by Martha Pskowski
The global community has issued a call for a new protocol on immigration, as climate change threatens developing countries, that the United Nations must heed.
At the recent climate talks in Cancún, the Equity and Justice Working Group of Bangladesh (EquityBD) and other groups drew attention to the problem of climate-induced migration.
Residents of Bangladesh and other low-lying and island nations risk being displaced as sea levels rise due to climate change. As many as three in five Bangladeshis will have abandoned their homes by the year 2050 because of climate change, according to the British government’s Stern Report.
The world needs to recognize the predicaments and the rights of these Bangladeshis and others who flee from floods and droughts.
The current U.N. framework for refugees does not recognize such migrants. They do not meet the U.N.’s definition of refugees: those who flee their country because of persecution by their state based on race, religion, political opinion, or ethnicity, and therefore need special protections.

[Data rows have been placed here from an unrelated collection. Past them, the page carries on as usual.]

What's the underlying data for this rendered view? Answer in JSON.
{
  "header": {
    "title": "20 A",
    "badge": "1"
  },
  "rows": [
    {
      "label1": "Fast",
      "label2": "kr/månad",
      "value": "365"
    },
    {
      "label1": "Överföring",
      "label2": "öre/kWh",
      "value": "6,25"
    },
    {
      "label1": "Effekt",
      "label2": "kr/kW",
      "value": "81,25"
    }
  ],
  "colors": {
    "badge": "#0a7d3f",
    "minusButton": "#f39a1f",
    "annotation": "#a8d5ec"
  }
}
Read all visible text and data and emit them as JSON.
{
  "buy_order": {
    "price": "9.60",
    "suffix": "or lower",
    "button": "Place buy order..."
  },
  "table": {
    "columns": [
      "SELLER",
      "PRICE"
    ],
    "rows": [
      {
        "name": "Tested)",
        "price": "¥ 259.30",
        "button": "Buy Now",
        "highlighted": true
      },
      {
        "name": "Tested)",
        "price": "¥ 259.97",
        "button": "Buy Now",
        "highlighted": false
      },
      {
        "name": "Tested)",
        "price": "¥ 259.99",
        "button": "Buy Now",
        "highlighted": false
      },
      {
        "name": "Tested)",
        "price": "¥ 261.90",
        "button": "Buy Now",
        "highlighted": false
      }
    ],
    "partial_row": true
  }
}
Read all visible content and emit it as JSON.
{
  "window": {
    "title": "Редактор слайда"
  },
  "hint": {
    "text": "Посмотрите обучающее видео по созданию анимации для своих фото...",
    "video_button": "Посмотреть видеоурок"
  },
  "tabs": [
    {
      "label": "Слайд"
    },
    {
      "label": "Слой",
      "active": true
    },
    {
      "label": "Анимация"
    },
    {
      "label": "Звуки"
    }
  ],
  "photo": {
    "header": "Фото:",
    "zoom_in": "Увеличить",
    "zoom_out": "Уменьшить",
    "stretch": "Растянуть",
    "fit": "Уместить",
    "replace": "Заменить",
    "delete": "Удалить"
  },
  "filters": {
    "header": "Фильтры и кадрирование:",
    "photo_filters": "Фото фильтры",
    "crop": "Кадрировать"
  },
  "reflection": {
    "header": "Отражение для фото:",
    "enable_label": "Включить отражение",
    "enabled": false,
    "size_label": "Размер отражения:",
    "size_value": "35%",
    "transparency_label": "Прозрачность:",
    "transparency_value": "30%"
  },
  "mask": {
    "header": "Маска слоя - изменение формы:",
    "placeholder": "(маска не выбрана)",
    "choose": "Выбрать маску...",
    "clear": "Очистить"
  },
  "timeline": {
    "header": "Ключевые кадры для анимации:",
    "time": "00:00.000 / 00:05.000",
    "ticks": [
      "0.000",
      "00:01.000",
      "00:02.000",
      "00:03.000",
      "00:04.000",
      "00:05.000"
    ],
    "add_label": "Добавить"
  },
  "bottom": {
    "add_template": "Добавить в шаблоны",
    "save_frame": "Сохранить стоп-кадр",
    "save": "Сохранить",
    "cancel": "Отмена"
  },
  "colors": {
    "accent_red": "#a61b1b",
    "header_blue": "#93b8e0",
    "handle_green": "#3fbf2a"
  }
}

Since 2009, EquityBD has gathered the signatures of about 100 prominent organizations from Asia, Africa and Latin America for a new U.N. protocol that would grant such migrants “a dignified status ‘Universal Natural Person’ with social, cultural and economic rights.”
The voices of civil society from developing nations have been historically marginalized at U.N. proceedings. However, these groups represent the people most vulnerable to climate change. The United States and other industrialized nations are responsible for the vast majority of greenhouse gas emissions and must take responsibility for the welfare of people displaced by climate change.
Recognizing their rights is a crucial first step.